- details of any income from the tax year, which might include self employment profit, savings interest, dividends from shares and rental income
- any allowable expenses
- any contributions to charities or payments to pensions that are eligible for tax relief
- P60 if you also have a PAYE job and have already paid some taxes
You’ll also need your 10-digit Unique Taxpayer Reference (UTR) and your National Insurance number if you’re filing on paper.
For me personally, the end of May is usually the best time to file my taxes as it usually takes a while for my bank to collate all the savings tax statements and for employers to send through P60s.
I then have the rest of the year to save up if I need to.
Choose between cash basis or traditional accounting
Depending on the type of business you run, you might find cash basis accounting easier than traditional accounting.
Cash basis accounting is based on money that you actually receive – for journalism work where I might have to wait for months or even years for payment, this is ideal.

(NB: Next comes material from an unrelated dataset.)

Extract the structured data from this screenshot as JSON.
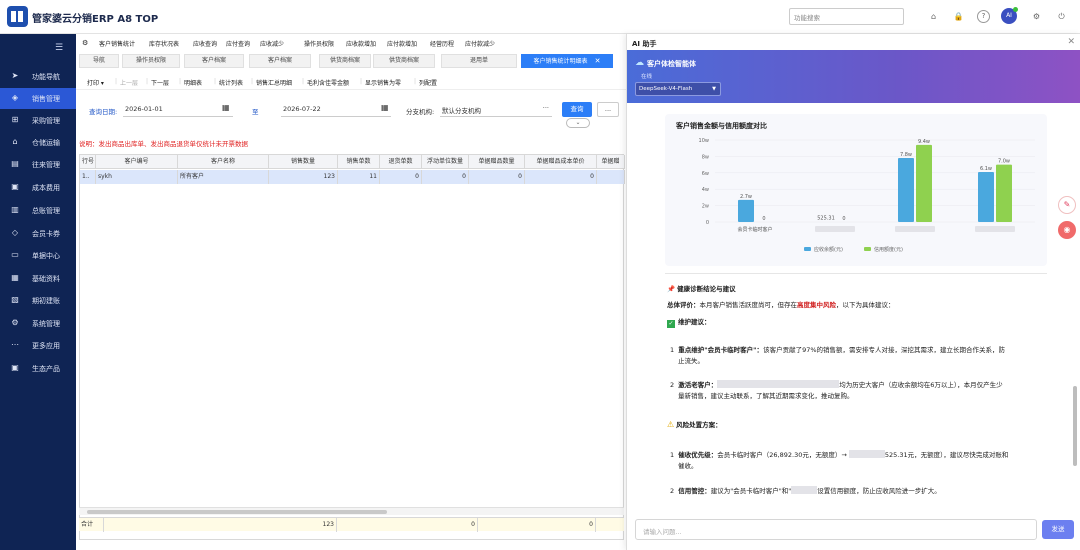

It’s much simpler to work out what you need to pay taxes on as well.
Traditional accounting is a bit more involved and is designed for more complex businesses where you might want to claim capital allowance on office equipment.

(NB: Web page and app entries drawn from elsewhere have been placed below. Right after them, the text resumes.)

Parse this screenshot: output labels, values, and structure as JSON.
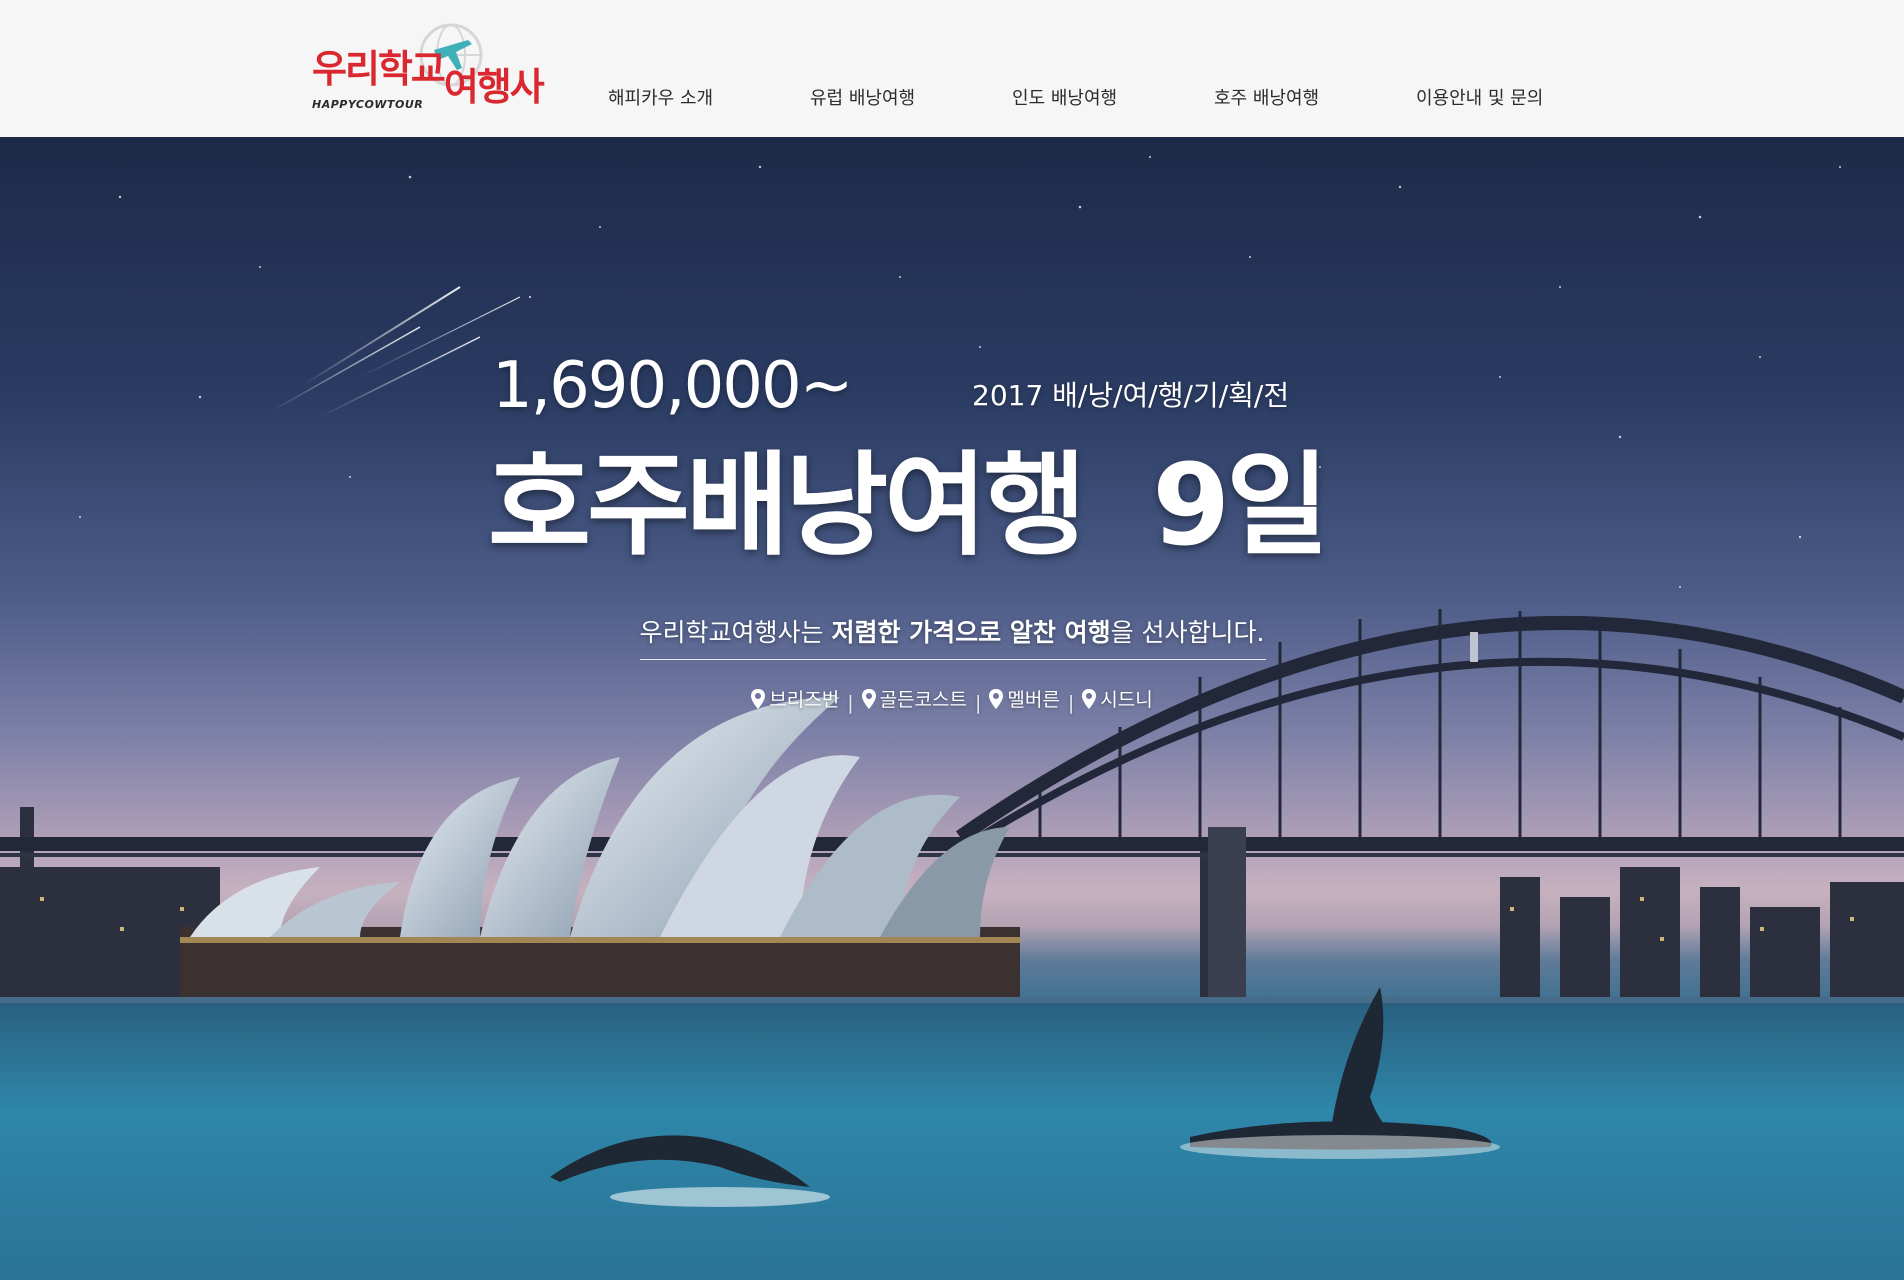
{
  "logo": {
    "line1": "우리학교",
    "line2": "여행사",
    "sub": "HAPPYCOWTOUR",
    "brand_color": "#d9282f",
    "accent_color": "#3fb0b7"
  },
  "nav": {
    "items": [
      {
        "label": "해피카우 소개"
      },
      {
        "label": "유럽 배낭여행"
      },
      {
        "label": "인도 배낭여행"
      },
      {
        "label": "호주 배낭여행"
      },
      {
        "label": "이용안내 및 문의"
      }
    ]
  },
  "hero": {
    "price": "1,690,000~",
    "subtitle": "2017 배/낭/여/행/기/획/전",
    "title": "호주배낭여행  9일",
    "tagline_prefix": "우리학교여행사는 ",
    "tagline_bold1": "저렴한 가격으로 알찬 여행",
    "tagline_suffix": "을 선사합니다.",
    "cities": [
      {
        "name": "브리즈번",
        "icon": "location-pin-icon"
      },
      {
        "name": "골든코스트",
        "icon": "location-pin-icon"
      },
      {
        "name": "멜버른",
        "icon": "location-pin-icon"
      },
      {
        "name": "시드니",
        "icon": "location-pin-icon"
      }
    ],
    "city_separator": "|"
  }
}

I would recommend a qualified accountant for this as they’ll be able to work out the best way to maximise any tax allowances.
If you’re already finding that traditional accounting is more suitable for your business, a switch to a limited company could be even more beneficial.
It’s worth speaking to an accountant though.
File digitally if you can
Unsurprisingly, it’s much easier to file your tax return online.
Not only because you can save and carry on later, but also because every box has one of those question mark buttons with tips on how to fill it in.
Plus, you’ll be able to see exactly how much you owe in taxes – or how much you’ve overpaid – straightaway.
You can make amends
If you’ve made a mistake with your tax return, it is possible to make corrections.
You’ll have 72 hours after you file to do this – again, it’s easier to do this online rather than on paper.
It’s also possible to make changes for older filings but you’ll need to write to HMRC to do this.
Have your tax money ready
The deadline for paying your taxes for the previous year is also 31 January – it’s one of the reasons why it’s better to file your return early so you know exactly how much you need.
As a rule of thumb, around a third of your income will go to income tax and national insurance.
This might fluctuate depending on your circumstances and how much you earn, and also whether you need to pay for things like student loans.
Depending on how you plan to pay your taxes, you may need to do it a few days before the deadline to make sure the money gets to HMRC in time.
Put aside more money than you think you need
If you’ve had a successful first year, the tax bill can be particularly painful.
If the tax you owe is over £1,000, you’ll need to start making payments on account – basically pre-pay some of your tax bill for the following year without knowing exactly how much you owe.
Payment on account is split into two payments, and each one is half your previous year’s tax bill.
The first one is due with the previous year’s tax bill and the second is due six months later on 31 July.
So for the first year, you’ll actually be paying 1.5 times your usual tax bill.
You can ask to reduce payment on account
If you haven’t quite saved up enough money for that first bumper tax bill, don’t worry.
HMRC will allow you to request a payment plan, but this will incur interest.
You can also ask the HMRC to reduce your payment on account if you have a valid reason. For example, if you think your second year isn’t going to be as lucrative.
If your year does go well, you’ll need to make up the difference for any taxes you owe at the end of that second tax year, as well as of course a payment on account for your third tax year.
The downside of underpaying is that HMRC will charge you interest on the tax you owe so it’s worth being realistic about how much you think your tax bill will be.
Tax Scouts have a handy calculator that works this out for you – it’s doubly helpful because it also has a box for employment income if that applies to you.
If you’ve overpaid, they’ll refund you the difference when you file your next tax return.